_WHAT TO DO_
Below are the entries; tally the lines holding the string "battery" and give only that figure.

----- AVAILABLE DATA

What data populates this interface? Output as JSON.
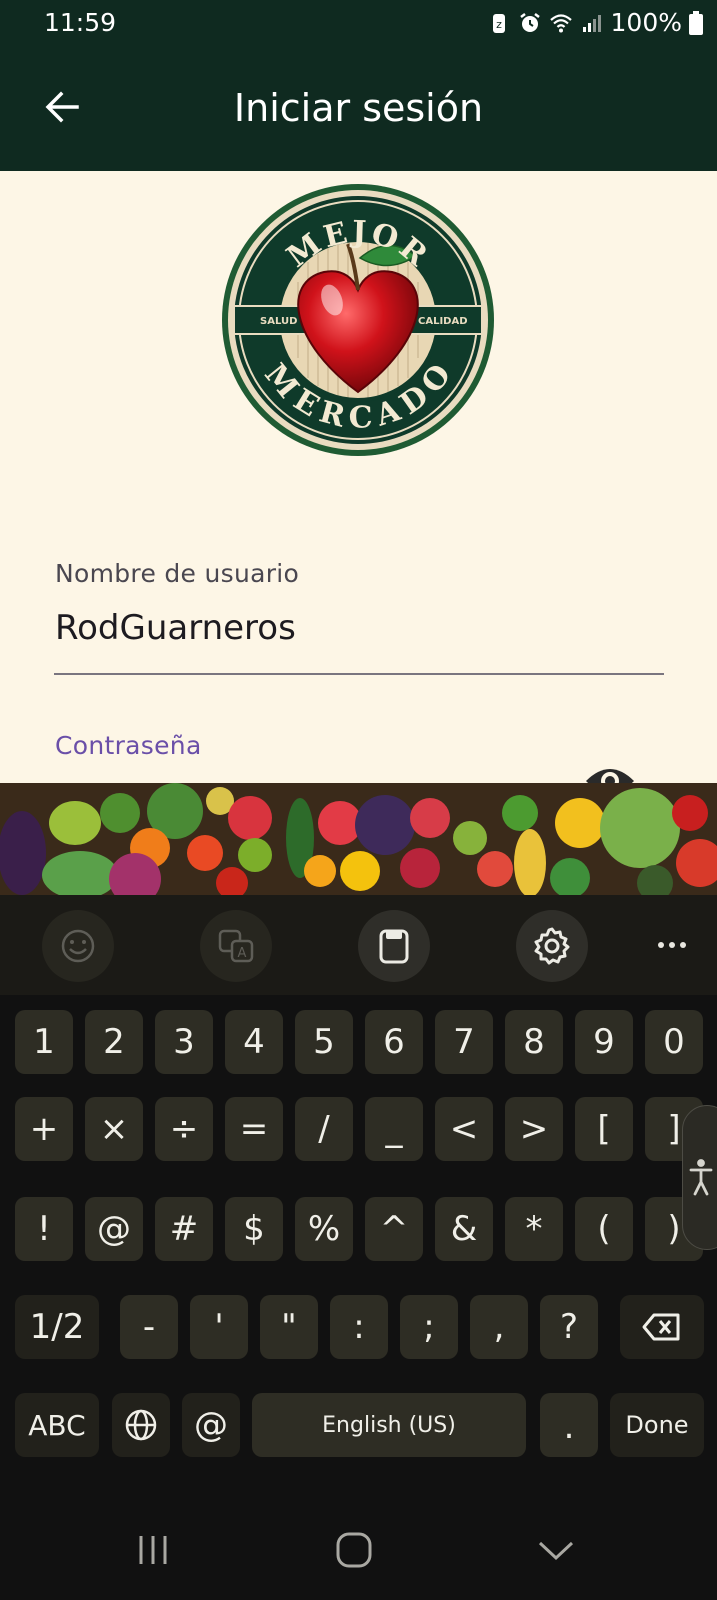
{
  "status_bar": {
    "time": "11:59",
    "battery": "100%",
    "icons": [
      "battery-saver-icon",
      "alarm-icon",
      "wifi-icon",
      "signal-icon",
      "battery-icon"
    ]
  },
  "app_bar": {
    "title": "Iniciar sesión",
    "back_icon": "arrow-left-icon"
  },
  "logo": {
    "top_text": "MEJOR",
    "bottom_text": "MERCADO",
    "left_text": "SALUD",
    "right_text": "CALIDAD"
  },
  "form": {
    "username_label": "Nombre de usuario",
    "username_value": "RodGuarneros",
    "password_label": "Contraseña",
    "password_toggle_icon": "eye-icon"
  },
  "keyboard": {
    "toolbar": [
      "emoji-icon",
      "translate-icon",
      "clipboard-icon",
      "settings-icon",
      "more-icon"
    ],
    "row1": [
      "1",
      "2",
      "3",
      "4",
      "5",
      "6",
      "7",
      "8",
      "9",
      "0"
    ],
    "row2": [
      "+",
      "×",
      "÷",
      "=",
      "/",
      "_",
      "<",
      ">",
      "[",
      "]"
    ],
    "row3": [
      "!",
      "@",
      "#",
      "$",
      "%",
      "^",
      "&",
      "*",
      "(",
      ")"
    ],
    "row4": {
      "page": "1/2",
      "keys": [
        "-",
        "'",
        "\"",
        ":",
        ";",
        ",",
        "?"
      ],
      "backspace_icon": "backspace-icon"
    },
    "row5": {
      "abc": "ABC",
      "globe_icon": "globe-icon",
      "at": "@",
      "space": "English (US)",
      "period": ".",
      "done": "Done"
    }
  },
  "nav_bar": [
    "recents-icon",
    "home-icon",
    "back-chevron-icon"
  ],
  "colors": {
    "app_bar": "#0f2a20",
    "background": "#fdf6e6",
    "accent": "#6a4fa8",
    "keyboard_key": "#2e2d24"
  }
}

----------

_OUTPUT OF THE EXERCISE_
3